▶ **SUPPLIED RECORDS**:

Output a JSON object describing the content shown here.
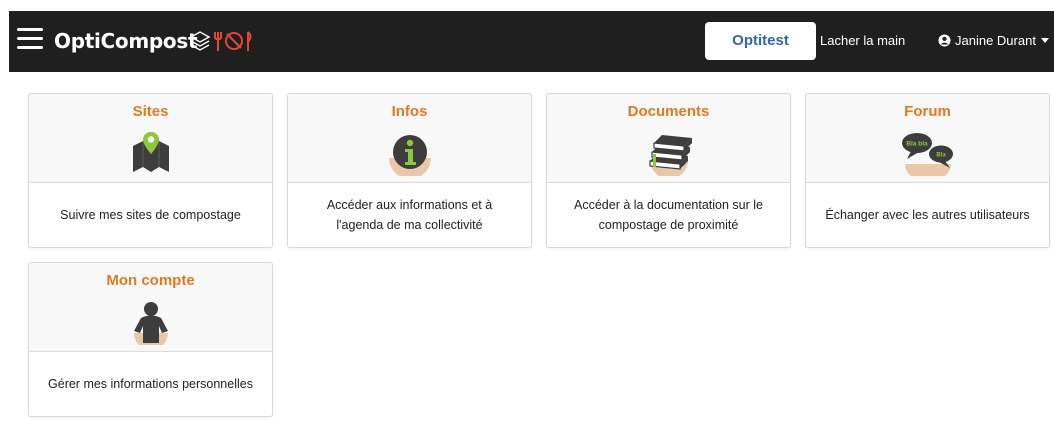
{
  "header": {
    "brand": "OptiCompost",
    "optitest_label": "Optitest",
    "lacher_label": "Lacher la main",
    "user_name": "Janine Durant"
  },
  "colors": {
    "navbar": "#1f1f1f",
    "accent_title": "#e07a22",
    "optitest_text": "#2f6aa8"
  },
  "cards": [
    {
      "title": "Sites",
      "icon": "map-pin-icon",
      "description": "Suivre mes sites de compostage"
    },
    {
      "title": "Infos",
      "icon": "info-icon",
      "description": "Accéder aux informations et à l'agenda de ma collectivité"
    },
    {
      "title": "Documents",
      "icon": "book-stack-icon",
      "description": "Accéder à la documentation sur le compostage de proximité"
    },
    {
      "title": "Forum",
      "icon": "chat-bubbles-icon",
      "bubble_text_1": "Bla bla",
      "bubble_text_2": "Bla",
      "description": "Échanger avec les autres utilisateurs"
    },
    {
      "title": "Mon compte",
      "icon": "person-icon",
      "description": "Gérer mes informations personnelles"
    }
  ]
}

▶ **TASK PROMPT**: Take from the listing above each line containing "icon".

▶ **RESULT OF THIS TASK**:
      "icon": "map-pin-icon",
      "icon": "info-icon",
      "icon": "book-stack-icon",
      "icon": "chat-bubbles-icon",
      "icon": "person-icon",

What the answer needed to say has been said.